REQUIRED ACTION ->
Please filter the listing below and copy out the lines that hold "Allgemeine".

PROVIDED RECORDS ->
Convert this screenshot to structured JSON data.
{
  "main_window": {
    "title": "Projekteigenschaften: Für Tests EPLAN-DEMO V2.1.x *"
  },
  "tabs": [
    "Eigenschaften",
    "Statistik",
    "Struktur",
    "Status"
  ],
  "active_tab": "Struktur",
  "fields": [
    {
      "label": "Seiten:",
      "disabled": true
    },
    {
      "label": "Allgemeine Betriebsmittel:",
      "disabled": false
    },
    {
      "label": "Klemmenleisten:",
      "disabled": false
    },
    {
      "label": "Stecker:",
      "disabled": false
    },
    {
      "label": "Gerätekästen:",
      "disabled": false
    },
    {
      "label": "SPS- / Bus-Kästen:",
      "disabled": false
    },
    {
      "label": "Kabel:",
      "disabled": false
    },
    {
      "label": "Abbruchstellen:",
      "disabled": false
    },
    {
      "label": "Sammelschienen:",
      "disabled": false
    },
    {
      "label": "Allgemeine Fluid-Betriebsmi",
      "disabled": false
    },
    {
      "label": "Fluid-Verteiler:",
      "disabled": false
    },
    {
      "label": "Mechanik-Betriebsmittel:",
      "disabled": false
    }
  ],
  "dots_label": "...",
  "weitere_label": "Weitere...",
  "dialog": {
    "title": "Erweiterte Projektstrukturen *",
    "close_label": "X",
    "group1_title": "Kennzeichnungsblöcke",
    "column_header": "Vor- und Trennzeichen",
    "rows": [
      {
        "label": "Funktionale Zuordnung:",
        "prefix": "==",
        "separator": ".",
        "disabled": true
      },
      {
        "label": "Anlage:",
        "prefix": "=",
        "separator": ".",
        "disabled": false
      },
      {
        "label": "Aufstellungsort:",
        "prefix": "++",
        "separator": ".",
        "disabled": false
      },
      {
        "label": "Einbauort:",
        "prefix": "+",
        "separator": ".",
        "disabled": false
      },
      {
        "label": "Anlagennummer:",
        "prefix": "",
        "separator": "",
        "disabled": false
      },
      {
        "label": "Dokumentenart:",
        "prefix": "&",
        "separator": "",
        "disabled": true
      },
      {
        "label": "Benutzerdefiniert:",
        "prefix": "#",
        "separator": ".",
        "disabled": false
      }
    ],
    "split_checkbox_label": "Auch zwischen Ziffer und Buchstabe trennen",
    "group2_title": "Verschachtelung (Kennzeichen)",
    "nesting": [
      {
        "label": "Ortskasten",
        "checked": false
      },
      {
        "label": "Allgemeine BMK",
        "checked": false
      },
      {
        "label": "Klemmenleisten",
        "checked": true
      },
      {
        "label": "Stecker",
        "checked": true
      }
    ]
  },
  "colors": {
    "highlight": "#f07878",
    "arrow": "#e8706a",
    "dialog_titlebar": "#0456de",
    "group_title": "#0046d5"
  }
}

RESPONSE TO THIS TASK ->
      "label": "Allgemeine Betriebsmittel:",
      "label": "Allgemeine Fluid-Betriebsmi",
        "label": "Allgemeine BMK",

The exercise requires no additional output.